By Tom Haas, MD, FACS, MBA
One of the most distressing skin problems facing women today is skin discoloration or uneven skin tone. These brown splotches or spots are most frequently a result of sun exposure or hormones and can affect women of all ages and race.
Skin gets its color from melanin, a pigment your body produces naturally. An over-production of melanin in certain areas shows up as brown patches or spots most likely on the face, neck, upper chest, hands, arms and legs.
There are 3 main reasons your skin becomes overly-pigmented the most common being sun-exposure. Your skin will produce melanin to protect from the sun’s harmful UV rays, the result is a tan. When over-exposure occurs, sun-damage is the result often appearing as brown spots medically referred to as lentigos but sometimes called “age spots” or “liver spots.” This exposure is cumulative and not directly related to a sunburn on a particular day. Once this over-production of melanin has started it is difficult to stop without medical intervention.
The second most common form of hyperpigmentation is due to hormones often referred to as melasma or chloasma. Hormone shifts or changes contribute to the production of the melanin. This is the result of pregnancy, oral contraceptives, or various stages of menopause. Pregnancy for example can trigger an over-production of melanin resulting in the “mask of pregnancy” on the face. It is important not to directly expose yourself to the sun while taking hormones, as this could make it worse.
The third most common form of hyperpigmentation is from injury (termed Post-Inflammatory Hyperpigmentation) to the skin including surgeries, cuts or abrasions. Skin diseases such as acne may leave dark spots once the condition is cleared. Hair waxing and improperly performed laser treatments can also contribute.
It is sometimes hard to prevent hyperpigmentation problems, hormonal shifts are unpredictable and accidental injuries are out of your control. But, the most important preventative measure is sun-protection. By using a broad-spectrum sunscreen like SkinCeuticals Ultimate UV Defense SPF 30 you can help prevent further UVA/UVB damage. In addition, carefully select medical advisors and staff when pursuing treatments involving lasers, lights, chemical peels, or manual exfoliations.

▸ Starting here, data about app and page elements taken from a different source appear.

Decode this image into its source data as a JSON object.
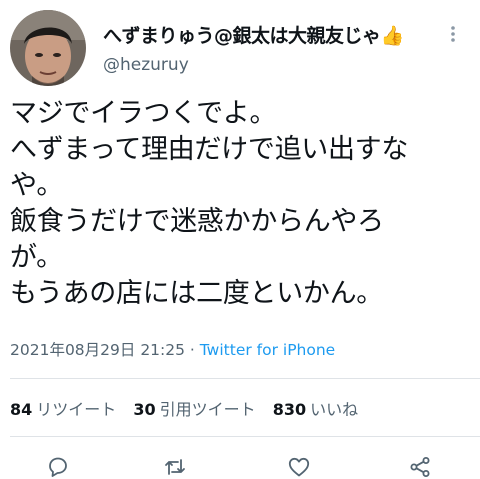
{
  "user": {
    "display_name": "へずまりゅう@銀太は大親友じゃ👍",
    "handle": "@hezuruy"
  },
  "tweet": {
    "lines": [
      "マジでイラつくでよ。",
      "へずまって理由だけで追い出すな",
      "や。",
      "飯食うだけで迷惑かからんやろ",
      "が。",
      "もうあの店には二度といかん。"
    ]
  },
  "meta": {
    "timestamp": "2021年08月29日 21:25",
    "separator": " · ",
    "source": "Twitter for iPhone"
  },
  "stats": {
    "retweets_count": "84",
    "retweets_label": "リツイート",
    "quotes_count": "30",
    "quotes_label": "引用ツイート",
    "likes_count": "830",
    "likes_label": "いいね"
  },
  "icons": {
    "more": "more-vertical-icon",
    "reply": "reply-icon",
    "retweet": "retweet-icon",
    "like": "heart-icon",
    "share": "share-icon"
  },
  "colors": {
    "text": "#0f1419",
    "secondary": "#536471",
    "link": "#1d9bf0",
    "divider": "#dfe3e7"
  }
}
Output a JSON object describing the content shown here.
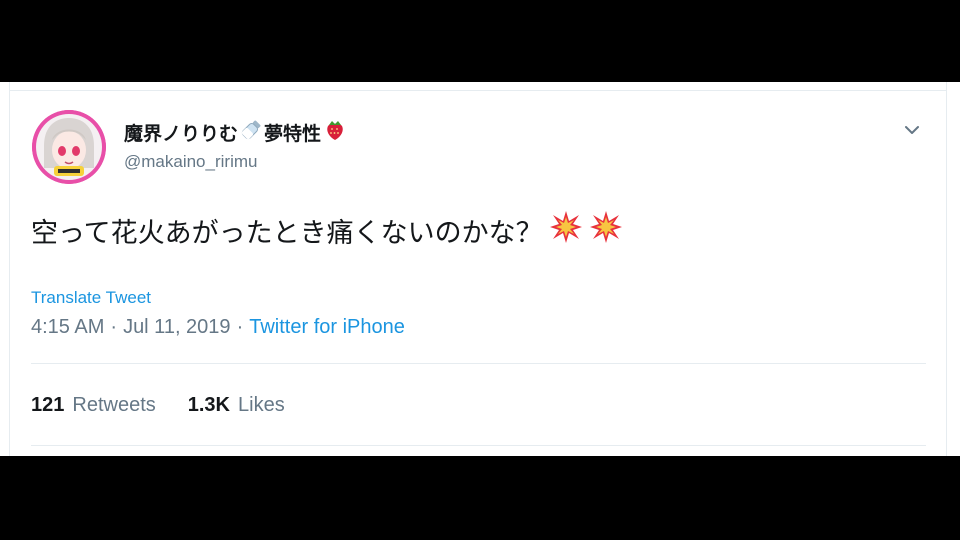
{
  "tweet": {
    "display_name": "魔界ノりりむ",
    "display_name_suffix": "夢特性",
    "handle": "@makaino_ririmu",
    "text": "空って花火あがったとき痛くないのかな？",
    "translate_label": "Translate Tweet",
    "time": "4:15 AM",
    "date": "Jul 11, 2019",
    "separator": "·",
    "source": "Twitter for iPhone",
    "retweets_count": "121",
    "retweets_label": "Retweets",
    "likes_count": "1.3K",
    "likes_label": "Likes"
  },
  "icons": {
    "name_emoji_1": "baby-bottle-icon",
    "name_emoji_2": "strawberry-icon",
    "text_emoji": "collision-icon",
    "menu": "chevron-down-icon"
  },
  "colors": {
    "link": "#1b95e0",
    "text": "#14171a",
    "muted": "#657786",
    "divider": "#e6ecf0"
  }
}
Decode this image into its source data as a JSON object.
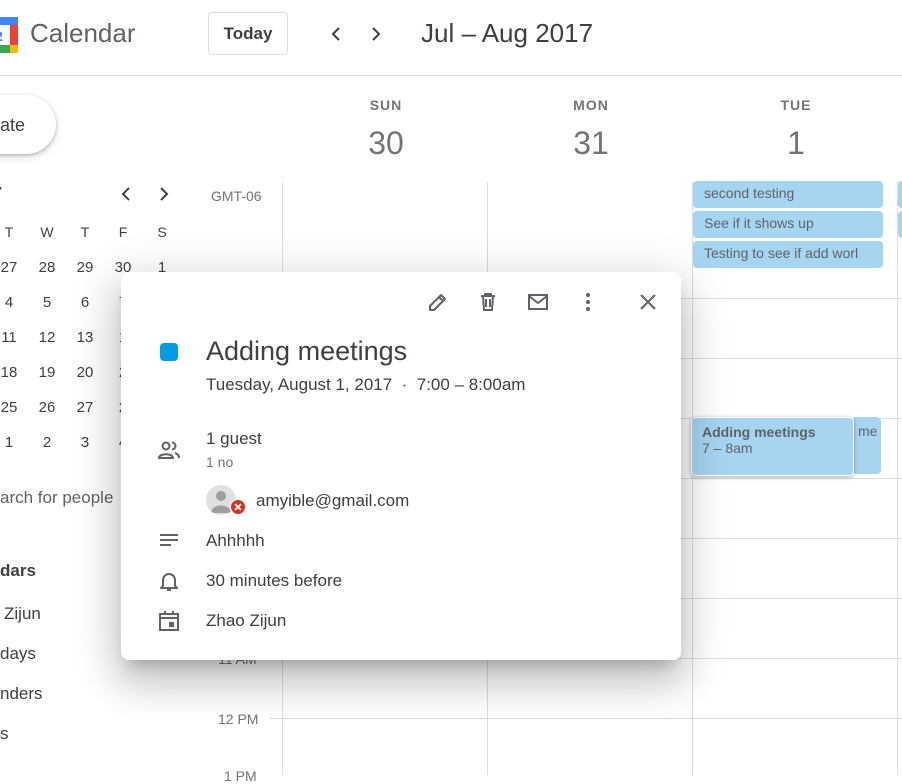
{
  "header": {
    "app_title": "Calendar",
    "today_label": "Today",
    "date_range": "Jul – Aug 2017"
  },
  "sidebar": {
    "create_label": "ate",
    "mini_calendar": {
      "month_fragment": "7",
      "weekday_headers": [
        "T",
        "W",
        "T",
        "F",
        "S"
      ],
      "rows": [
        [
          "27",
          "28",
          "29",
          "30",
          "1"
        ],
        [
          "4",
          "5",
          "6",
          "7"
        ],
        [
          "11",
          "12",
          "13",
          "1"
        ],
        [
          "18",
          "19",
          "20",
          "2"
        ],
        [
          "25",
          "26",
          "27",
          "2"
        ],
        [
          "1",
          "2",
          "3",
          "4"
        ]
      ]
    },
    "search_people": "arch for people",
    "section_title": "dars",
    "calendar_items": [
      "Zijun",
      "days",
      "nders",
      "s"
    ]
  },
  "week": {
    "timezone": "GMT-06",
    "days": [
      {
        "dow": "SUN",
        "num": "30"
      },
      {
        "dow": "MON",
        "num": "31"
      },
      {
        "dow": "TUE",
        "num": "1"
      }
    ],
    "time_labels": {
      "t11": "11 AM",
      "t12": "12 PM",
      "t1": "1 PM"
    }
  },
  "events": {
    "e1": "second testing",
    "e2": "See if it shows up",
    "e3": "Testing to see if add worl",
    "selected_title": "Adding meetings",
    "selected_time": "7 – 8am",
    "partial": "me"
  },
  "popup": {
    "title": "Adding meetings",
    "datetime": "Tuesday, August 1, 2017  ·  7:00 – 8:00am",
    "guests_label": "1 guest",
    "guests_status": "1 no",
    "guest_email": "amyible@gmail.com",
    "description": "Ahhhhh",
    "reminder": "30 minutes before",
    "calendar_name": "Zhao Zijun",
    "color": "#039be5"
  }
}
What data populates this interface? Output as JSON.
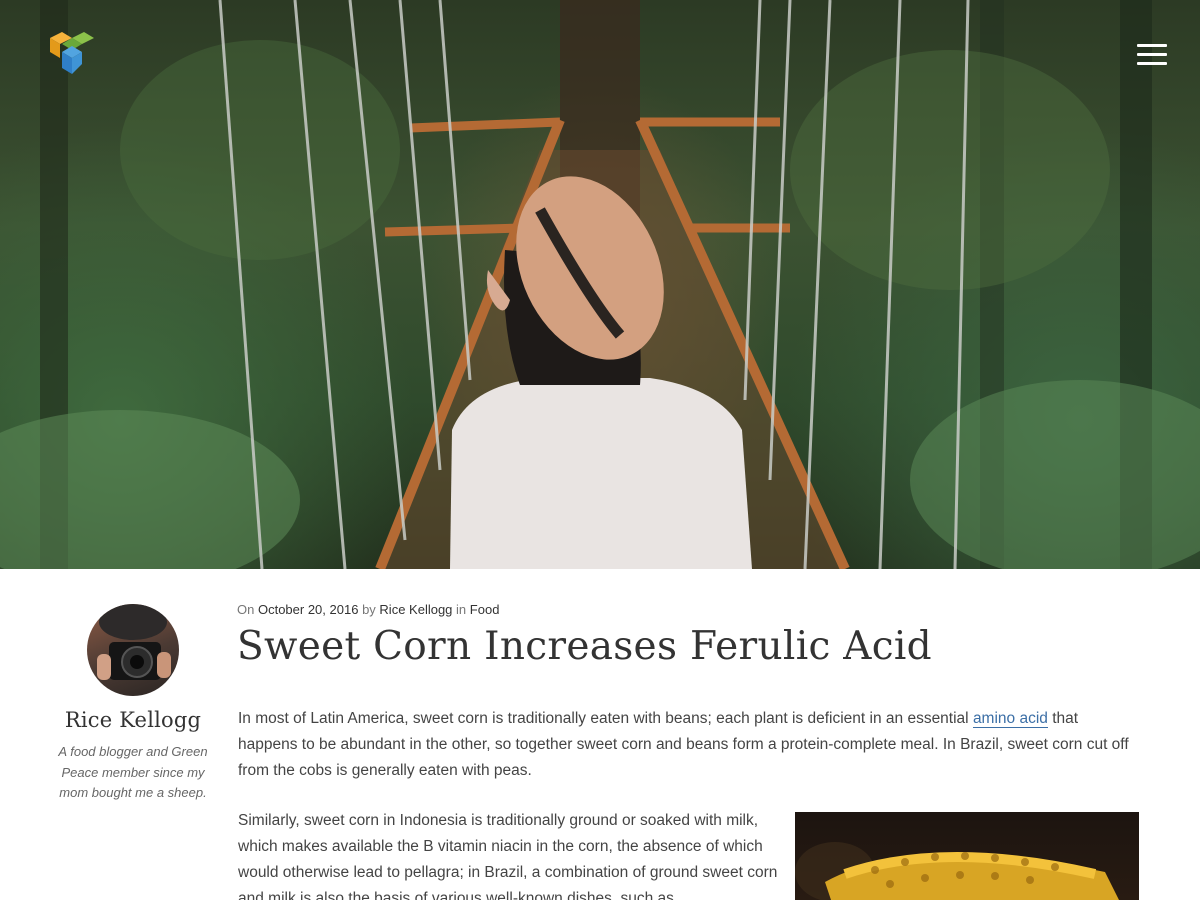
{
  "header": {
    "logo_icon": "cube-logo-icon",
    "menu_icon": "hamburger-menu-icon",
    "hero_image_icon": "forest-bridge-photo"
  },
  "author": {
    "name": "Rice Kellogg",
    "bio": "A food blogger and Green Peace member since my mom bought me a sheep.",
    "avatar_icon": "author-avatar-photo"
  },
  "post": {
    "meta": {
      "on_label": "On",
      "date": "October 20, 2016",
      "by_label": "by",
      "author": "Rice Kellogg",
      "in_label": "in",
      "category": "Food"
    },
    "title": "Sweet Corn Increases Ferulic Acid",
    "para1": {
      "before": "In most of Latin America, sweet corn is traditionally eaten with beans; each plant is deficient in an essential ",
      "link": "amino acid",
      "after": " that happens to be abundant in the other, so together sweet corn and beans form a protein-complete meal. In Brazil, sweet corn cut off from the cobs is generally eaten with peas."
    },
    "para2": "Similarly, sweet corn in Indonesia is traditionally ground or soaked with milk, which makes available the B vitamin niacin in the corn, the absence of which would otherwise lead to pellagra; in Brazil, a combination of ground sweet corn and milk is also the basis of various well-known dishes, such as",
    "inline_image_icon": "corn-photo"
  },
  "colors": {
    "link": "#3c6fa6",
    "text": "#444444",
    "heading": "#333333"
  }
}
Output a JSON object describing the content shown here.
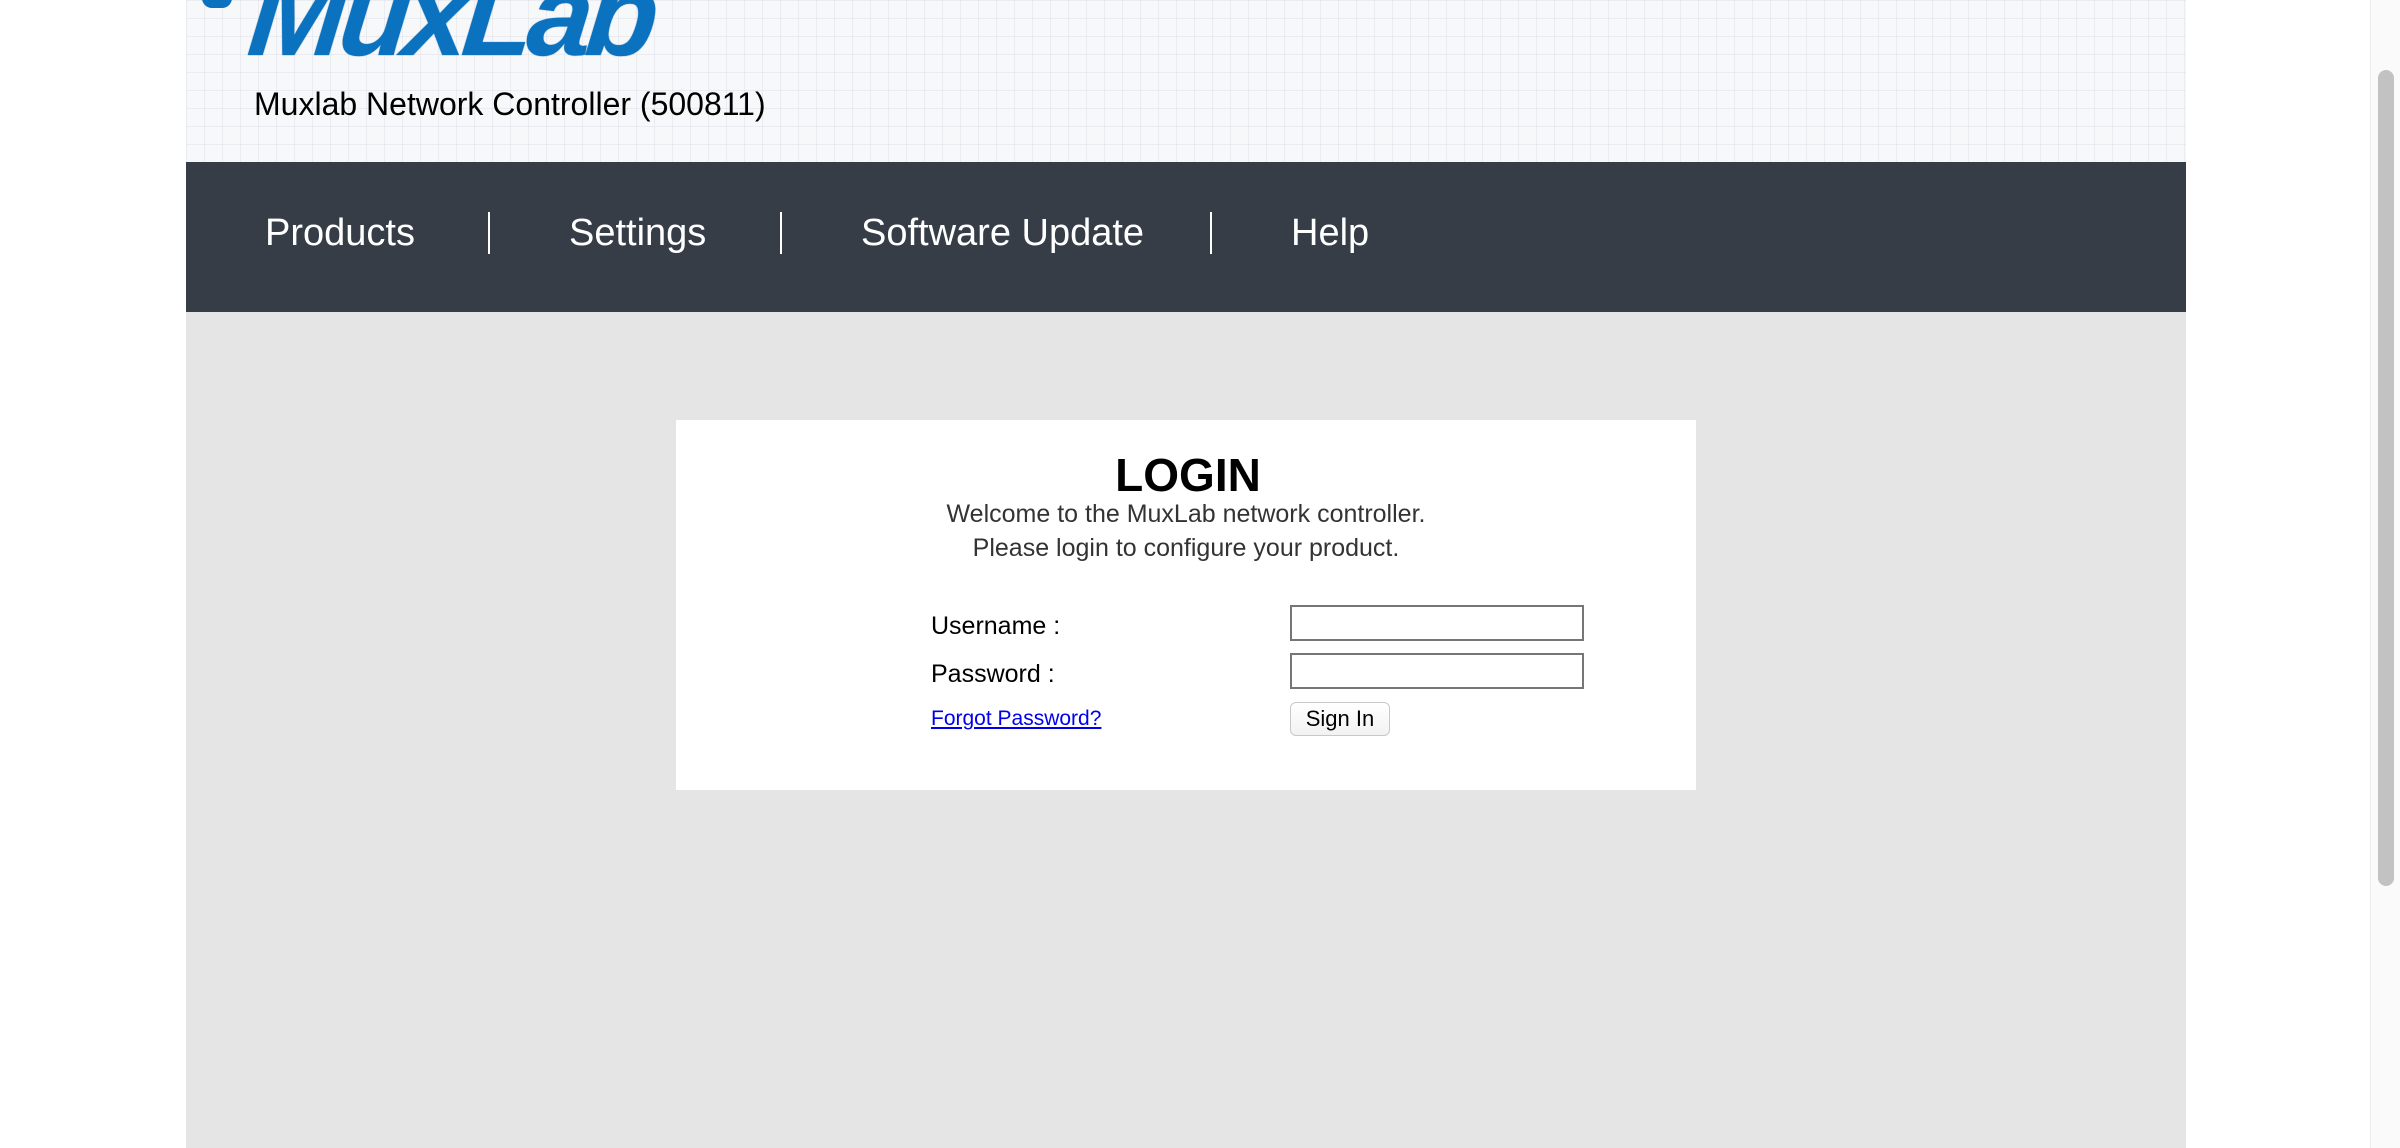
{
  "header": {
    "logo_text": "MuxLab",
    "subtitle": "Muxlab Network Controller (500811)"
  },
  "nav": {
    "items": [
      {
        "label": "Products"
      },
      {
        "label": "Settings"
      },
      {
        "label": "Software Update"
      },
      {
        "label": "Help"
      }
    ]
  },
  "login": {
    "title": "LOGIN",
    "welcome_line1": "Welcome to the MuxLab network controller.",
    "welcome_line2": "Please login to configure your product.",
    "username_label": "Username :",
    "username_value": "",
    "password_label": "Password :",
    "password_value": "",
    "forgot_link": "Forgot Password?",
    "signin_label": "Sign In"
  },
  "colors": {
    "navbar_bg": "#373d47",
    "content_bg": "#e5e5e5",
    "logo_blue": "#0b72bf",
    "link_blue": "#0000ee"
  },
  "icons": {
    "logo": "muxlab-logo-icon"
  }
}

Intense Pulsed Light (IPL) has become very popular in the past several years. IPL, often referred to as Photofacial or Photo laser, uses a medically-selected light in specific wavelengths to rejuvenate the look of your skin. It can actually repair a great deal of sun-damage with no downtime and minimal pain. It is approved by the FDA in theUSAto treat age and sun damage, birth marks, pigmentation and blemishes, fine lines and wrinkles, acne, scars, open pores, and rosacea. The controlled flashes of light are absorbed by the brown spots creating a heat that eventually breaks up the accumulated melanin. The brown spots will then slough off after a couple days. Three to five treatments are typical spaced four weeks apart. It is important to understand not all hyper-pigmentation can be completely removed. Sometimes the best result is a “blending” of the affected area which appears as an overall improvement.
Topical cosmeceuticals can also contribute to an even skin tone and diminish discoloration considerably. Natural active ingredients such as Kojic Acid and Arbutin work synergistically to help break up hyperpigmentation as found in SkinCeuticals Phyto+. Another popular topical agent is hydroquinone, a skin lightener, which decreases the production of melanin in the skin.
Lastly, chemical peels with Hydroxy acids and manual exfoliations such as microdermabrasion help exfoliate of the top layer of the skin contributing to more even texture, tone and youthful glow.
It is important to remember, sunscreen should be worn daily under make-up and especially during any ongoing medical treatments or programs for hyperpigmentation.
Tom Haas, MD, FACS, MBA, has been in practice for 14 years specializing in cosmetic plastic surgery. IMAAGE, a state-of-the-art plastic surgery and medical-spa facility opened in late summer. For more information: www.myimaage.com